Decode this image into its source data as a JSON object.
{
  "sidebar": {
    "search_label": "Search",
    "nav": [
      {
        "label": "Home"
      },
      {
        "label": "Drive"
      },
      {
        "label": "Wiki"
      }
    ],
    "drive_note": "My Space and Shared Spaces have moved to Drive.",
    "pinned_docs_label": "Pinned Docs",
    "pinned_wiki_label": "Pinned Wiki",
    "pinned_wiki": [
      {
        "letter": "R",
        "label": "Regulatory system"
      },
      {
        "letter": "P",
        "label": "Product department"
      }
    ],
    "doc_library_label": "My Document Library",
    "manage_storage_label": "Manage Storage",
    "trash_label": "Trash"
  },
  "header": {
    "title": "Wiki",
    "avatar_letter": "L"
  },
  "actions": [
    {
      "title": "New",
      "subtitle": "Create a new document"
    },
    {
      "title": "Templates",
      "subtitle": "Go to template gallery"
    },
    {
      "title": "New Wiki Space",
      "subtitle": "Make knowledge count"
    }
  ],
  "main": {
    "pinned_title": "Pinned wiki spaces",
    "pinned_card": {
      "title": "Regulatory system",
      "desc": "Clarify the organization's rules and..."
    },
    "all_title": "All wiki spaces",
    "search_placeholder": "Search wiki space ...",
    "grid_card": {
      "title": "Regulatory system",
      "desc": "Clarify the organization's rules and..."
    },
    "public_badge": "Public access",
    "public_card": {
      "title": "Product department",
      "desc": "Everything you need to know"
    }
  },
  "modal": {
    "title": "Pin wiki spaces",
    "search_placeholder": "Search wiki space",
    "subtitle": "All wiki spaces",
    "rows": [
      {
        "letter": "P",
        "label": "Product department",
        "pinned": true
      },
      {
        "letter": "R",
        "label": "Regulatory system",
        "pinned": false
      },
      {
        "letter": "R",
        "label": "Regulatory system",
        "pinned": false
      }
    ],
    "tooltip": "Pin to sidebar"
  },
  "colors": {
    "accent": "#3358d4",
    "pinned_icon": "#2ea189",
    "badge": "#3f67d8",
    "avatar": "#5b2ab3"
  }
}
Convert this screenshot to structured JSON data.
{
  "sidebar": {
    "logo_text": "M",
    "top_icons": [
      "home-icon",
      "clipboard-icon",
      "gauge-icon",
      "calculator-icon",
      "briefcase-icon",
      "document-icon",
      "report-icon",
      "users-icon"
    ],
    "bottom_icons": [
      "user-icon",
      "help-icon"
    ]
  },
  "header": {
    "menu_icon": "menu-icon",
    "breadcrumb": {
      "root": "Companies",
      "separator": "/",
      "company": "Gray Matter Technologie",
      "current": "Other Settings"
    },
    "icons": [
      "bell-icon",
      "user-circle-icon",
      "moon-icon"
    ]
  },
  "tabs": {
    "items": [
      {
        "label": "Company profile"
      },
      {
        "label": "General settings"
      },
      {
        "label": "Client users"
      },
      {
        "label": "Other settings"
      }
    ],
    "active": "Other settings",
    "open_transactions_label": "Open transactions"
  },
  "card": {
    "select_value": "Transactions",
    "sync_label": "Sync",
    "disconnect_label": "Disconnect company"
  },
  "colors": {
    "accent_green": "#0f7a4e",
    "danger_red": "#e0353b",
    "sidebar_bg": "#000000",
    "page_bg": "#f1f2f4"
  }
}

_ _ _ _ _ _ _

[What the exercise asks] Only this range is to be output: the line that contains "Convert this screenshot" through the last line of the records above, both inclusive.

[Solution for this exercise]
Convert this screenshot to structured JSON data.
{
  "sidebar": {
    "logo_text": "M",
    "top_icons": [
      "home-icon",
      "clipboard-icon",
      "gauge-icon",
      "calculator-icon",
      "briefcase-icon",
      "document-icon",
      "report-icon",
      "users-icon"
    ],
    "bottom_icons": [
      "user-icon",
      "help-icon"
    ]
  },
  "header": {
    "menu_icon": "menu-icon",
    "breadcrumb": {
      "root": "Companies",
      "separator": "/",
      "company": "Gray Matter Technologie",
      "current": "Other Settings"
    },
    "icons": [
      "bell-icon",
      "user-circle-icon",
      "moon-icon"
    ]
  },
  "tabs": {
    "items": [
      {
        "label": "Company profile"
      },
      {
        "label": "General settings"
      },
      {
        "label": "Client users"
      },
      {
        "label": "Other settings"
      }
    ],
    "active": "Other settings",
    "open_transactions_label": "Open transactions"
  },
  "card": {
    "select_value": "Transactions",
    "sync_label": "Sync",
    "disconnect_label": "Disconnect company"
  },
  "colors": {
    "accent_green": "#0f7a4e",
    "danger_red": "#e0353b",
    "sidebar_bg": "#000000",
    "page_bg": "#f1f2f4"
  }
}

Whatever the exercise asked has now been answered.